■ ASSIGNMENT: Pull each line containing "zoom" from the data.

DATASET RECORDS Block Start

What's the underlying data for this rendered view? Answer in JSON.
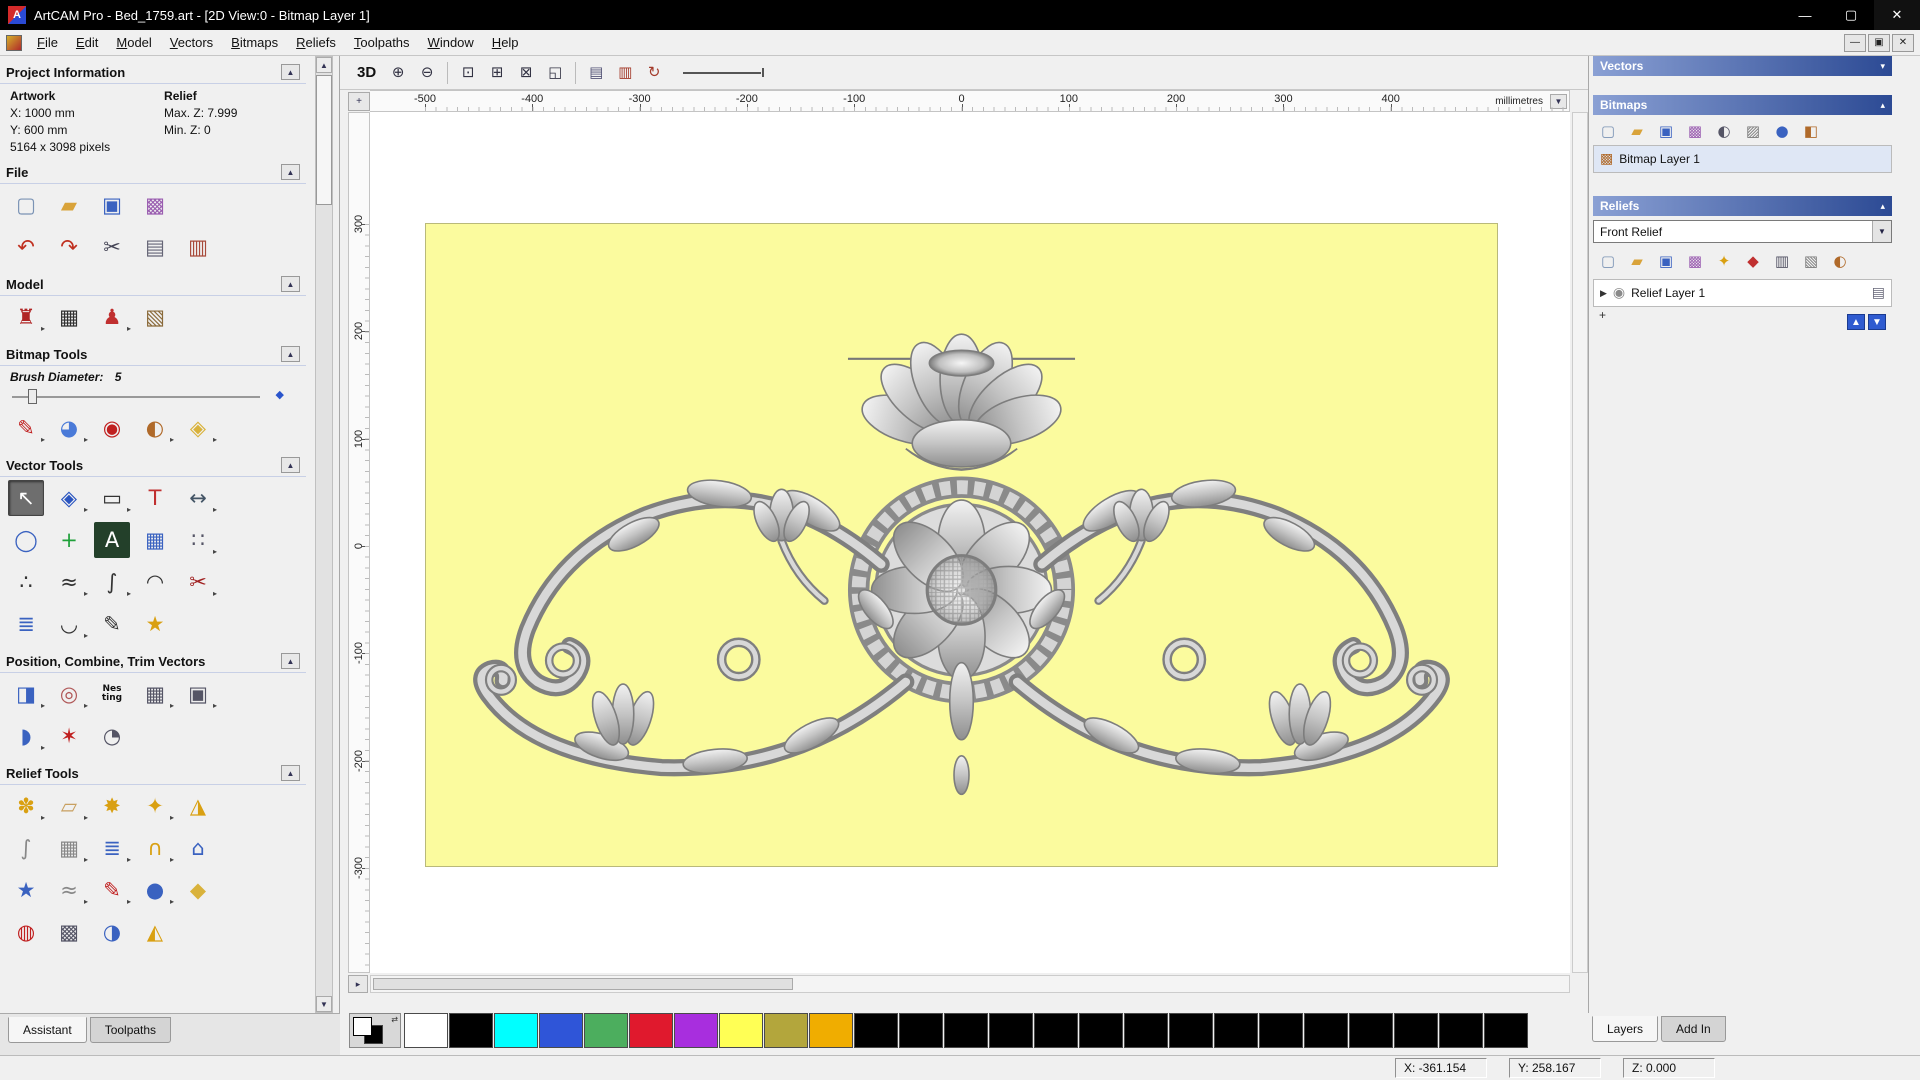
{
  "window": {
    "title": "ArtCAM Pro - Bed_1759.art - [2D View:0 - Bitmap Layer 1]",
    "logo": "A",
    "controls": {
      "minimize": "—",
      "maximize": "▢",
      "close": "✕"
    }
  },
  "menu": {
    "items": [
      "File",
      "Edit",
      "Model",
      "Vectors",
      "Bitmaps",
      "Reliefs",
      "Toolpaths",
      "Window",
      "Help"
    ],
    "mdi_controls": {
      "minimize": "—",
      "restore": "▣",
      "close": "✕"
    }
  },
  "assistant": {
    "tabs": [
      "Assistant",
      "Toolpaths"
    ],
    "project_info": {
      "title": "Project Information",
      "artwork": "Artwork",
      "relief": "Relief",
      "x": "X: 1000 mm",
      "y": "Y: 600 mm",
      "max_z": "Max. Z: 7.999",
      "min_z": "Min. Z: 0",
      "pixels": "5164 x 3098 pixels"
    },
    "file": {
      "title": "File",
      "row1": [
        {
          "name": "new-model-button",
          "glyph": "▢",
          "color": "#7b93b5"
        },
        {
          "name": "open-model-button",
          "glyph": "▰",
          "color": "#d9a33a"
        },
        {
          "name": "save-model-button",
          "glyph": "▣",
          "color": "#3a62c0"
        },
        {
          "name": "import-image-button",
          "glyph": "▩",
          "color": "#9a5db0"
        }
      ],
      "row2": [
        {
          "name": "undo-button",
          "glyph": "↶",
          "color": "#c03020"
        },
        {
          "name": "redo-button",
          "glyph": "↷",
          "color": "#c03020"
        },
        {
          "name": "cut-button",
          "glyph": "✂",
          "color": "#444455"
        },
        {
          "name": "copy-button",
          "glyph": "▤",
          "color": "#666677"
        },
        {
          "name": "paste-button",
          "glyph": "▥",
          "color": "#a84a3a"
        }
      ]
    },
    "model": {
      "title": "Model",
      "row": [
        {
          "name": "adjust-model-button",
          "glyph": "♜",
          "color": "#b02525",
          "menu": true
        },
        {
          "name": "light-material-button",
          "glyph": "▦",
          "color": "#303030"
        },
        {
          "name": "model-notes-button",
          "glyph": "♟",
          "color": "#c03030",
          "menu": true
        },
        {
          "name": "model-preview-button",
          "glyph": "▧",
          "color": "#8a6a3a"
        }
      ]
    },
    "bitmap_tools": {
      "title": "Bitmap Tools",
      "brush_label": "Brush Diameter:",
      "brush_value": "5",
      "row": [
        {
          "name": "paint-button",
          "glyph": "✎",
          "color": "#c02020",
          "menu": true
        },
        {
          "name": "paint-selective-button",
          "glyph": "◕",
          "color": "#4a7ad8",
          "menu": true
        },
        {
          "name": "flood-fill-button",
          "glyph": "◉",
          "color": "#c02020"
        },
        {
          "name": "colour-editor-button",
          "glyph": "◐",
          "color": "#b06a2a",
          "menu": true
        },
        {
          "name": "texture-fill-button",
          "glyph": "◈",
          "color": "#d9b23b",
          "menu": true
        }
      ]
    },
    "vector_tools": {
      "title": "Vector Tools",
      "rows": [
        [
          {
            "name": "select-vectors-button",
            "glyph": "↖",
            "color": "#ffffff",
            "pressed": true
          },
          {
            "name": "transform-vectors-button",
            "glyph": "◈",
            "color": "#2a55c0",
            "menu": true
          },
          {
            "name": "create-rectangle-button",
            "glyph": "▭",
            "color": "#333333",
            "menu": true
          },
          {
            "name": "create-text-button",
            "glyph": "T",
            "color": "#c03030"
          },
          {
            "name": "measure-button",
            "glyph": "↔",
            "color": "#445566",
            "menu": true
          }
        ],
        [
          {
            "name": "create-ellipse-button",
            "glyph": "◯",
            "color": "#3a62c0"
          },
          {
            "name": "create-polyline-button",
            "glyph": "+",
            "color": "#1fa03a"
          },
          {
            "name": "bitmap-to-vector-button",
            "glyph": "A",
            "color": "#ffffff",
            "bg": "#23402a"
          },
          {
            "name": "snap-grid-button",
            "glyph": "▦",
            "color": "#3a62c0"
          },
          {
            "name": "block-array-button",
            "glyph": "∷",
            "color": "#555566",
            "menu": true
          }
        ],
        [
          {
            "name": "node-editing-button",
            "glyph": "∴",
            "color": "#333333"
          },
          {
            "name": "smooth-polyline-button",
            "glyph": "≈",
            "color": "#333333",
            "menu": true
          },
          {
            "name": "fit-curve-button",
            "glyph": "∫",
            "color": "#333333",
            "menu": true
          },
          {
            "name": "create-arc-button",
            "glyph": "◠",
            "color": "#333333"
          },
          {
            "name": "trim-vectors-button",
            "glyph": "✂",
            "color": "#a02020",
            "menu": true
          }
        ],
        [
          {
            "name": "offset-vectors-button",
            "glyph": "≣",
            "color": "#3a62c0"
          },
          {
            "name": "fit-arcs-button",
            "glyph": "◡",
            "color": "#333333",
            "menu": true
          },
          {
            "name": "free-draw-button",
            "glyph": "✎",
            "color": "#333333"
          },
          {
            "name": "create-star-button",
            "glyph": "★",
            "color": "#d9a012"
          }
        ]
      ]
    },
    "position_tools": {
      "title": "Position, Combine, Trim Vectors",
      "rows": [
        [
          {
            "name": "align-objects-button",
            "glyph": "◨",
            "color": "#3a62c0",
            "menu": true
          },
          {
            "name": "circular-copy-button",
            "glyph": "◎",
            "color": "#b05858",
            "menu": true
          },
          {
            "name": "nesting-button",
            "glyph": "Nes\nting",
            "color": "#111111",
            "small": true
          },
          {
            "name": "block-copy-button",
            "glyph": "▦",
            "color": "#555566",
            "menu": true
          },
          {
            "name": "group-merge-button",
            "glyph": "▣",
            "color": "#555566",
            "menu": true
          }
        ],
        [
          {
            "name": "mirror-vectors-button",
            "glyph": "◗",
            "color": "#3a62c0",
            "menu": true
          },
          {
            "name": "weld-vectors-button",
            "glyph": "✶",
            "color": "#c02020"
          },
          {
            "name": "spiral-button",
            "glyph": "◔",
            "color": "#555566"
          }
        ]
      ]
    },
    "relief_tools": {
      "title": "Relief Tools",
      "rows": [
        [
          {
            "name": "shape-editor-button",
            "glyph": "✽",
            "color": "#d9a012",
            "menu": true
          },
          {
            "name": "smooth-relief-button",
            "glyph": "▱",
            "color": "#c8a060",
            "menu": true
          },
          {
            "name": "sculpt-button",
            "glyph": "✸",
            "color": "#d9a012"
          },
          {
            "name": "add-clipart-button",
            "glyph": "✦",
            "color": "#d9a012",
            "menu": true
          },
          {
            "name": "mirror-relief-button",
            "glyph": "◮",
            "color": "#d9a012"
          }
        ],
        [
          {
            "name": "smoothing-button",
            "glyph": "∫",
            "color": "#888888"
          },
          {
            "name": "texture-weave-button",
            "glyph": "▦",
            "color": "#888888",
            "menu": true
          },
          {
            "name": "offset-relief-button",
            "glyph": "≣",
            "color": "#3a62c0",
            "menu": true
          },
          {
            "name": "dome-button",
            "glyph": "∩",
            "color": "#d9a012",
            "menu": true
          },
          {
            "name": "envelope-button",
            "glyph": "⌂",
            "color": "#3a62c0"
          }
        ],
        [
          {
            "name": "star-wizard-button",
            "glyph": "★",
            "color": "#3a62c0"
          },
          {
            "name": "wave-wizard-button",
            "glyph": "≈",
            "color": "#888888",
            "menu": true
          },
          {
            "name": "paint-relief-button",
            "glyph": "✎",
            "color": "#c02020",
            "menu": true
          },
          {
            "name": "texture-sphere-button",
            "glyph": "●",
            "color": "#3a62c0",
            "menu": true
          },
          {
            "name": "extrude-button",
            "glyph": "◆",
            "color": "#d9b23b"
          }
        ],
        [
          {
            "name": "turn-model-button",
            "glyph": "◍",
            "color": "#c02020"
          },
          {
            "name": "mesh-creator-button",
            "glyph": "▩",
            "color": "#555566"
          },
          {
            "name": "face-wizard-button",
            "glyph": "◑",
            "color": "#3a62c0"
          },
          {
            "name": "emboss-button",
            "glyph": "◭",
            "color": "#d9a012"
          }
        ]
      ]
    }
  },
  "canvas": {
    "toolbar": {
      "view3d": "3D",
      "icons1": [
        {
          "name": "zoom-in-button",
          "glyph": "⊕",
          "color": "#333344"
        },
        {
          "name": "zoom-out-button",
          "glyph": "⊖",
          "color": "#333344"
        }
      ],
      "icons2": [
        {
          "name": "zoom-window-button",
          "glyph": "⊡",
          "color": "#333344"
        },
        {
          "name": "zoom-1to1-button",
          "glyph": "⊞",
          "color": "#333344"
        },
        {
          "name": "zoom-fit-button",
          "glyph": "⊠",
          "color": "#333344"
        },
        {
          "name": "zoom-object-button",
          "glyph": "◱",
          "color": "#333344"
        }
      ],
      "icons3": [
        {
          "name": "copy-view-button",
          "glyph": "▤",
          "color": "#555577"
        },
        {
          "name": "paste-view-button",
          "glyph": "▥",
          "color": "#a33a2a"
        },
        {
          "name": "refresh-view-button",
          "glyph": "↻",
          "color": "#a33a2a"
        }
      ]
    },
    "ruler": {
      "units": "millimetres",
      "h": [
        "-500",
        "-400",
        "-300",
        "-200",
        "-100",
        "0",
        "100",
        "200",
        "300",
        "400"
      ],
      "v": [
        "300",
        "200",
        "100",
        "0",
        "-100",
        "-200",
        "-300"
      ]
    }
  },
  "panels": {
    "vectors": {
      "title": "Vectors"
    },
    "bitmaps": {
      "title": "Bitmaps",
      "icons": [
        {
          "name": "new-bitmap-button",
          "glyph": "▢",
          "color": "#7b93b5"
        },
        {
          "name": "open-bitmap-button",
          "glyph": "▰",
          "color": "#d9a33a"
        },
        {
          "name": "save-bitmap-button",
          "glyph": "▣",
          "color": "#3a62c0"
        },
        {
          "name": "import-bitmap-button",
          "glyph": "▩",
          "color": "#9a5db0"
        },
        {
          "name": "bitmap-contrast-button",
          "glyph": "◐",
          "color": "#555566"
        },
        {
          "name": "bitmap-greyscale-button",
          "glyph": "▨",
          "color": "#777777"
        },
        {
          "name": "colour-reduce-button",
          "glyph": "●",
          "color": "#3a62c0"
        },
        {
          "name": "bitmap-options-button",
          "glyph": "◧",
          "color": "#b06a2a"
        }
      ],
      "layer": "Bitmap Layer 1"
    },
    "reliefs": {
      "title": "Reliefs",
      "selected": "Front Relief",
      "icons": [
        {
          "name": "new-relief-button",
          "glyph": "▢",
          "color": "#7b93b5"
        },
        {
          "name": "open-relief-button",
          "glyph": "▰",
          "color": "#d9a33a"
        },
        {
          "name": "save-relief-button",
          "glyph": "▣",
          "color": "#3a62c0"
        },
        {
          "name": "import-relief-button",
          "glyph": "▩",
          "color": "#9a5db0"
        },
        {
          "name": "smooth-relief-panel-button",
          "glyph": "✦",
          "color": "#d9a012"
        },
        {
          "name": "calculate-relief-button",
          "glyph": "◆",
          "color": "#c03030"
        },
        {
          "name": "relief-preview-button",
          "glyph": "▥",
          "color": "#555566"
        },
        {
          "name": "relief-greyscale-button",
          "glyph": "▧",
          "color": "#777777"
        },
        {
          "name": "relief-options-button",
          "glyph": "◐",
          "color": "#b06a2a"
        }
      ],
      "layer": "Relief Layer 1"
    },
    "tabs": [
      "Layers",
      "Add In"
    ]
  },
  "palette": {
    "colors": [
      "#ffffff",
      "#000000",
      "#00ffff",
      "#2f55d8",
      "#4cae5e",
      "#e0192d",
      "#a82ede",
      "#ffff55",
      "#b3a63c",
      "#f0ad00",
      "#000000",
      "#000000",
      "#000000",
      "#000000",
      "#000000",
      "#000000",
      "#000000",
      "#000000",
      "#000000",
      "#000000",
      "#000000",
      "#000000",
      "#000000",
      "#000000",
      "#000000"
    ]
  },
  "status": {
    "x": "X: -361.154",
    "y": "Y: 258.167",
    "z": "Z: 0.000"
  }
}
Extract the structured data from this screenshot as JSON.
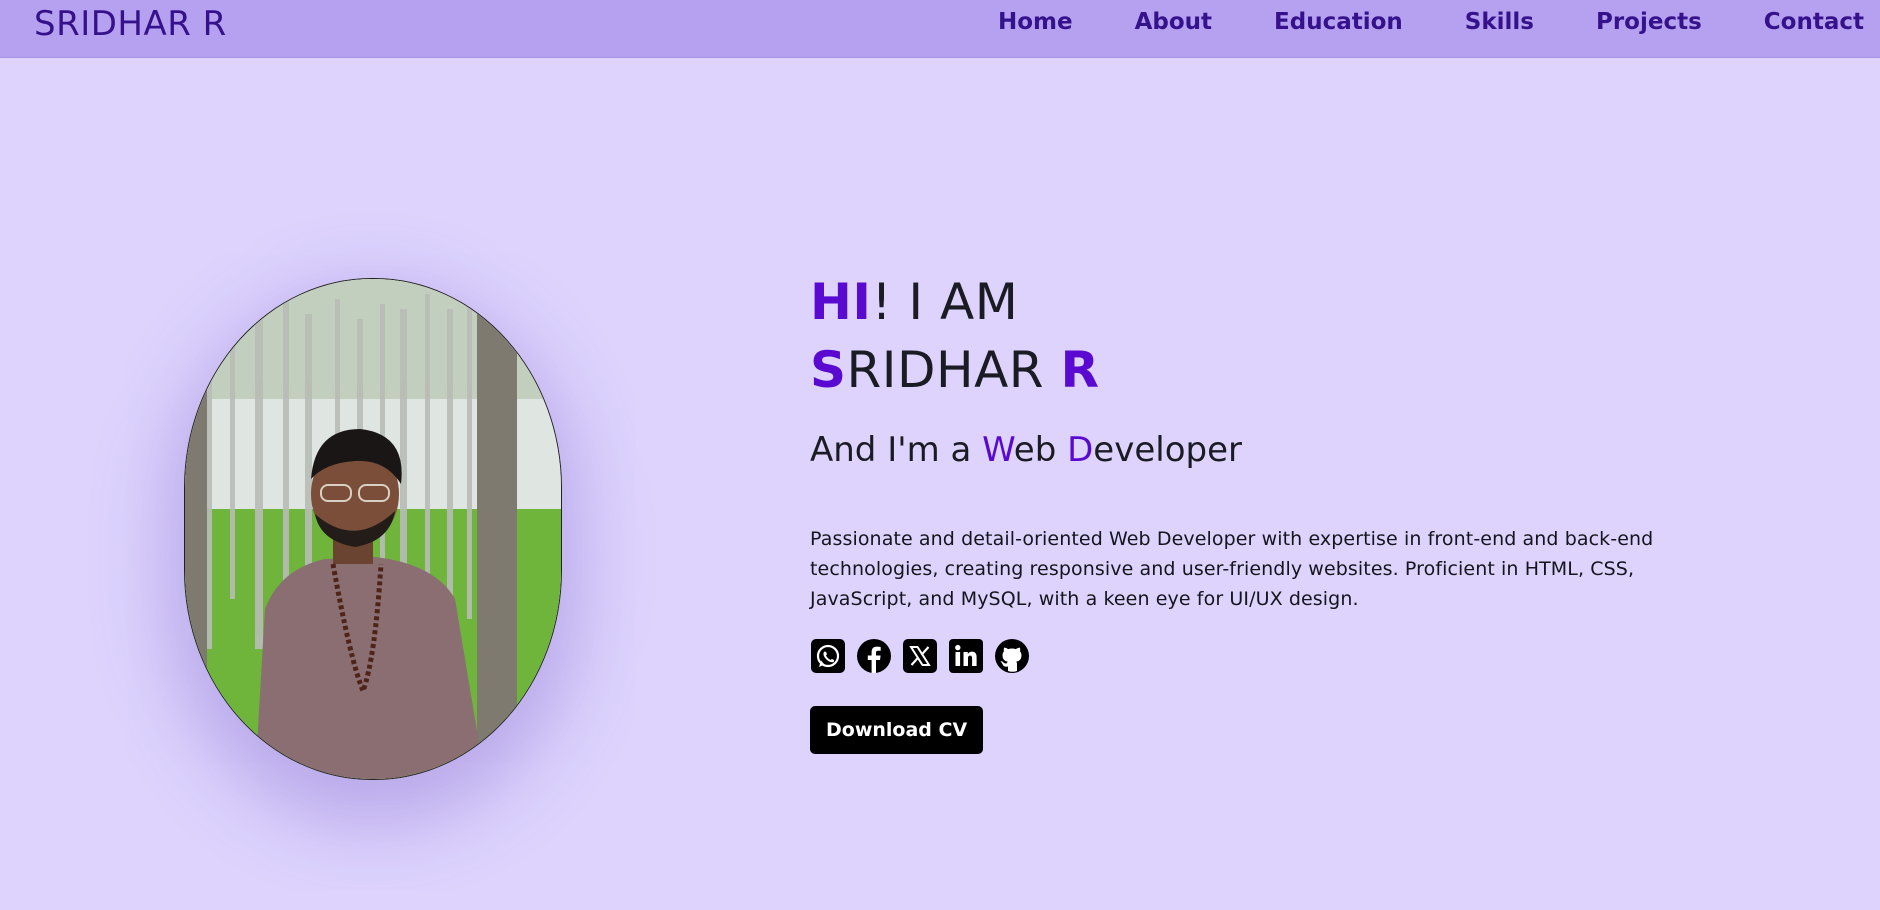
{
  "header": {
    "brand": "SRIDHAR R",
    "nav": [
      "Home",
      "About",
      "Education",
      "Skills",
      "Projects",
      "Contact"
    ]
  },
  "hero": {
    "greeting_accent": "HI",
    "greeting_rest": "! I AM",
    "name_first_letter": "S",
    "name_rest": "RIDHAR ",
    "name_initial": "R",
    "role_prefix": "And I'm a ",
    "role_w": "W",
    "role_w_rest": "eb ",
    "role_d": "D",
    "role_d_rest": "eveloper",
    "description": "Passionate and detail-oriented Web Developer with expertise in front-end and back-end technologies, creating responsive and user-friendly websites. Proficient in HTML, CSS, JavaScript, and MySQL, with a keen eye for UI/UX design.",
    "download_label": "Download CV"
  },
  "socials": [
    "whatsapp-icon",
    "facebook-icon",
    "x-twitter-icon",
    "linkedin-icon",
    "github-icon"
  ],
  "colors": {
    "page_bg": "#ddd3fd",
    "header_bg": "#b6a1f0",
    "brand_text": "#35128c",
    "accent": "#5a0ad0",
    "button_bg": "#000000"
  }
}
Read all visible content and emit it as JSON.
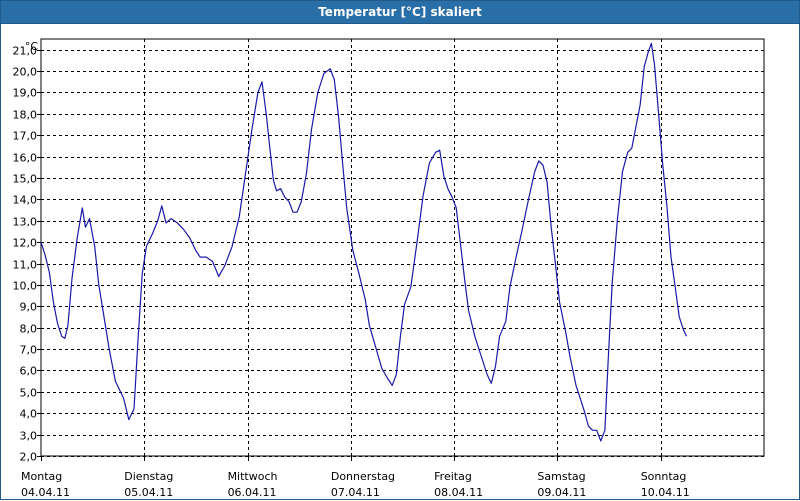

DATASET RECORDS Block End

■ PROBLEM SOLUTION:
          "name": "zoom-in-button",
          "name": "zoom-out-button",
          "name": "zoom-window-button",
          "name": "zoom-1to1-button",
          "name": "zoom-fit-button",
          "name": "zoom-object-button",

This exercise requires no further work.